* _Exercise directions_: Gather all lines in the data that hold the string "value".

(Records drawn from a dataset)

____

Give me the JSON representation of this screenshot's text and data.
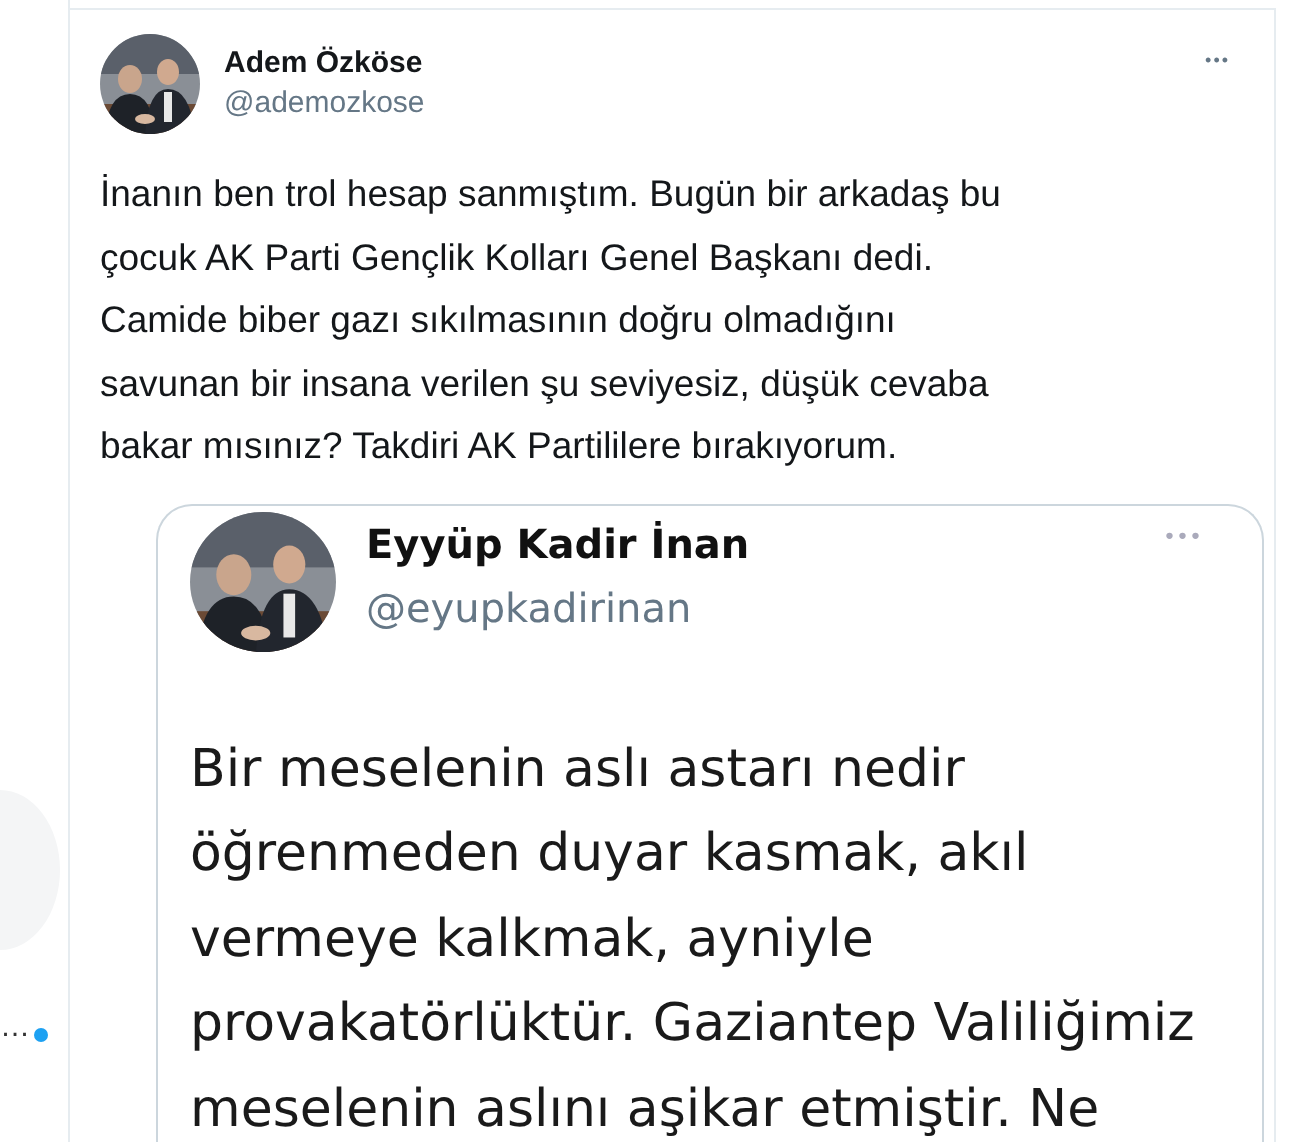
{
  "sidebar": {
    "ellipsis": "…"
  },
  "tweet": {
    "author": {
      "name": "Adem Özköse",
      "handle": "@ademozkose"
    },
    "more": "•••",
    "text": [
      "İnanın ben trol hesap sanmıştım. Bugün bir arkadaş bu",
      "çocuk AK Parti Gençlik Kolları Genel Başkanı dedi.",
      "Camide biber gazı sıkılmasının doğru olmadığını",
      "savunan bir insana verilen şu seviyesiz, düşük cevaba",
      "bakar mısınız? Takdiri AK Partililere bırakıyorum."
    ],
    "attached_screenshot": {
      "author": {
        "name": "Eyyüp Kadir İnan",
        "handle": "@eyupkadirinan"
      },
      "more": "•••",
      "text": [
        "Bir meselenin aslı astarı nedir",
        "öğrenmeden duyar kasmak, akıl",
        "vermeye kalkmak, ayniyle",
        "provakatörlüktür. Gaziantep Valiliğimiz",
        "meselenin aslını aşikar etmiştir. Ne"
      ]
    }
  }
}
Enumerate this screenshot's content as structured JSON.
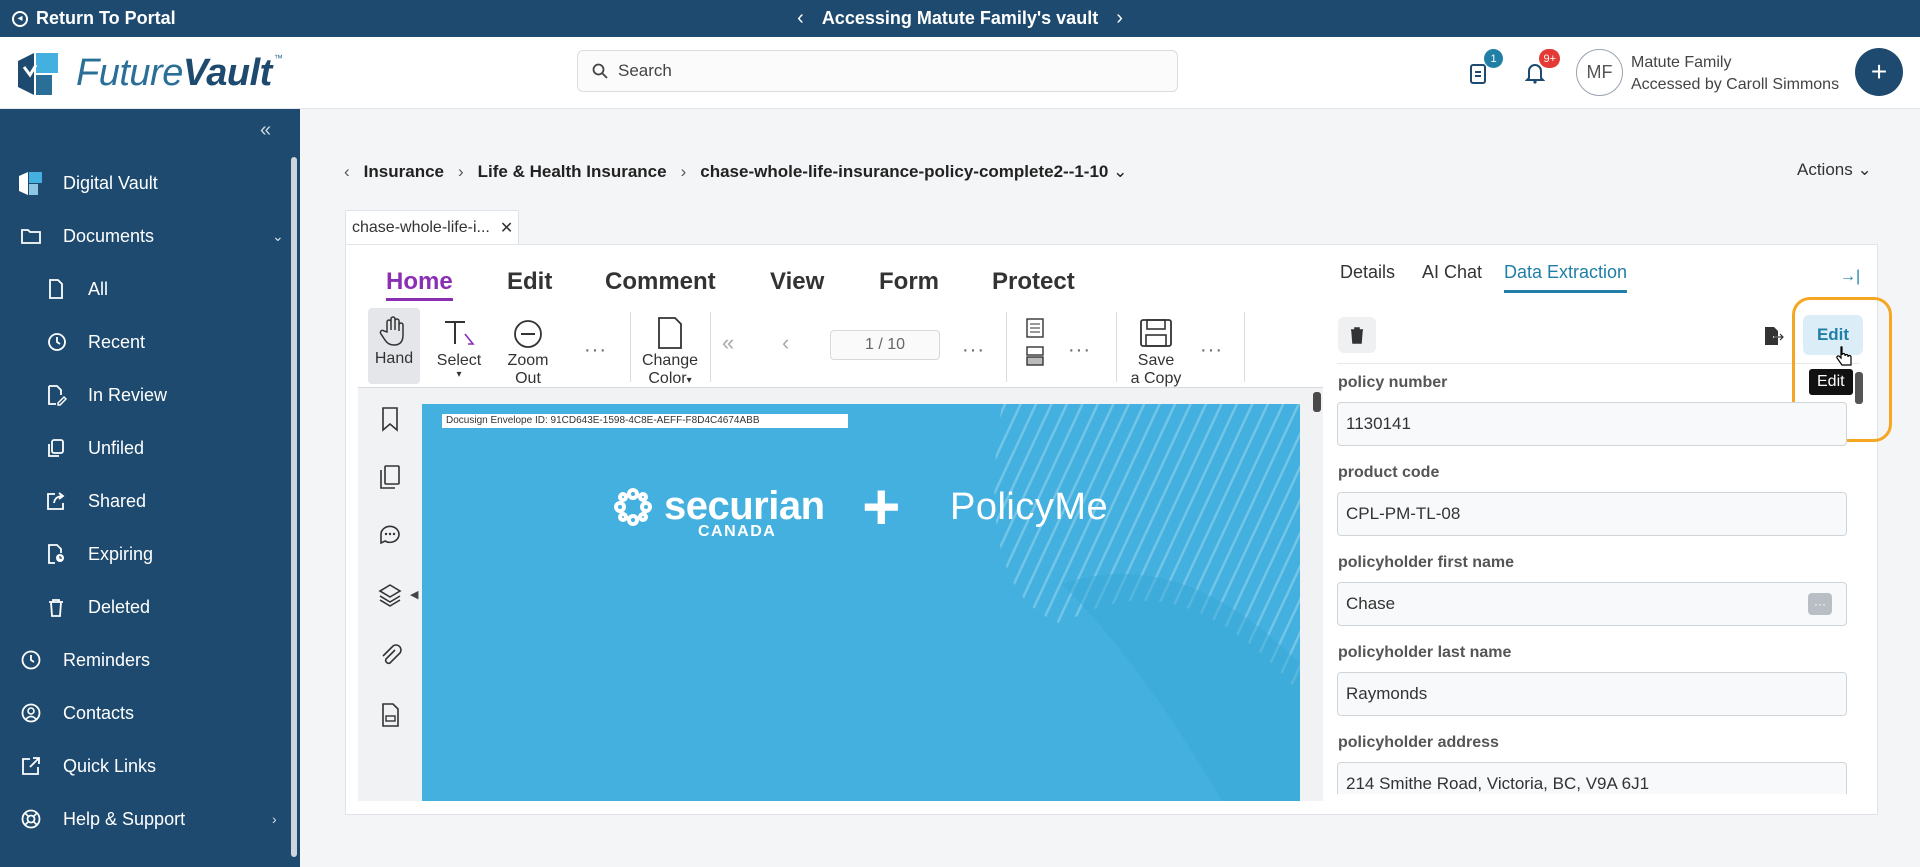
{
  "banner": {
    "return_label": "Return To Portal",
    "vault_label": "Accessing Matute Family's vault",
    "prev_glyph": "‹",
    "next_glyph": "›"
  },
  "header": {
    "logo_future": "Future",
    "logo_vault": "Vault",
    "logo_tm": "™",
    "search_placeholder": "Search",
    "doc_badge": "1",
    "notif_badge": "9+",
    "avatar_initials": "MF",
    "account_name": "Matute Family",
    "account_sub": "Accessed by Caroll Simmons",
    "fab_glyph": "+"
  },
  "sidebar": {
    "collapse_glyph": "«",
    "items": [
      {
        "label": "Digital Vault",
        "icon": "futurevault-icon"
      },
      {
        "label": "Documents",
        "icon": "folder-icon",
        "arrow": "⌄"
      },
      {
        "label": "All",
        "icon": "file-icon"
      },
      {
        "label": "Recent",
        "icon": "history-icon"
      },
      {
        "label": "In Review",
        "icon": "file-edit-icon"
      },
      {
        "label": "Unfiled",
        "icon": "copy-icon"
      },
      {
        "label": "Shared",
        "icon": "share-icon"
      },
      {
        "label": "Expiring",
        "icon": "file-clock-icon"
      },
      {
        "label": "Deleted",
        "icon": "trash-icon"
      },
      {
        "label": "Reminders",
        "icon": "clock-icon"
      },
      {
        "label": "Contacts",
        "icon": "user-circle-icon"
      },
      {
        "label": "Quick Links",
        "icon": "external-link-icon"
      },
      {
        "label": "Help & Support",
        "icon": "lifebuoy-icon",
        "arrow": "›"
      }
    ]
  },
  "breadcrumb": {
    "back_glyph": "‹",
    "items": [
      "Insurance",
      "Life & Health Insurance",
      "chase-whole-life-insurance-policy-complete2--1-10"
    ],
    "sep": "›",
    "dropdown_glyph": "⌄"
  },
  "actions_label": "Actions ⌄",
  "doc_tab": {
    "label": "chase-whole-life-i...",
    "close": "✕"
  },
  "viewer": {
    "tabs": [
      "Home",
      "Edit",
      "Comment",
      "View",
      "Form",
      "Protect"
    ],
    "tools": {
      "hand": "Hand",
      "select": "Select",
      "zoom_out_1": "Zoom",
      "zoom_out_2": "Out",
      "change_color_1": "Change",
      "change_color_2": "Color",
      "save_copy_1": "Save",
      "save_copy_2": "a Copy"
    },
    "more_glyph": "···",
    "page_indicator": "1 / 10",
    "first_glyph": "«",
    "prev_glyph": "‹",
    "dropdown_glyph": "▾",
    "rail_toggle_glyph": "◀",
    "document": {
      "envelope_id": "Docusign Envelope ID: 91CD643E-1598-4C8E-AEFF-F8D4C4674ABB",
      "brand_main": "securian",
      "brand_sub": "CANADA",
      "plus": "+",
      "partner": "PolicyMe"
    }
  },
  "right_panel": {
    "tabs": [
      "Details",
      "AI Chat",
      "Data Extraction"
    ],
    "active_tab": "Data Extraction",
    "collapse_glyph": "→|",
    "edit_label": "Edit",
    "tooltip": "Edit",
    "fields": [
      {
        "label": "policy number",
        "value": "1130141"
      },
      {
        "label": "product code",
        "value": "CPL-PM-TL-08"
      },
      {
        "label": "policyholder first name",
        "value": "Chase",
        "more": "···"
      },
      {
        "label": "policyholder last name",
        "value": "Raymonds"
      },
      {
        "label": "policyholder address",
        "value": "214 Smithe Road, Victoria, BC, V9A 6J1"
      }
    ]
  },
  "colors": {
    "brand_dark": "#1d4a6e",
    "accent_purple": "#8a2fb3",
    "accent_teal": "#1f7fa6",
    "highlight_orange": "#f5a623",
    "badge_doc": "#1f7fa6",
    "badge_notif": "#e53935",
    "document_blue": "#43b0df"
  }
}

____

* _Output below_:
        "value": "1130141"
        "value": "CPL-PM-TL-08"
        "value": "Chase",
        "value": "Raymonds"
        "value": "214 Smithe Road, Victoria, BC, V9A 6J1"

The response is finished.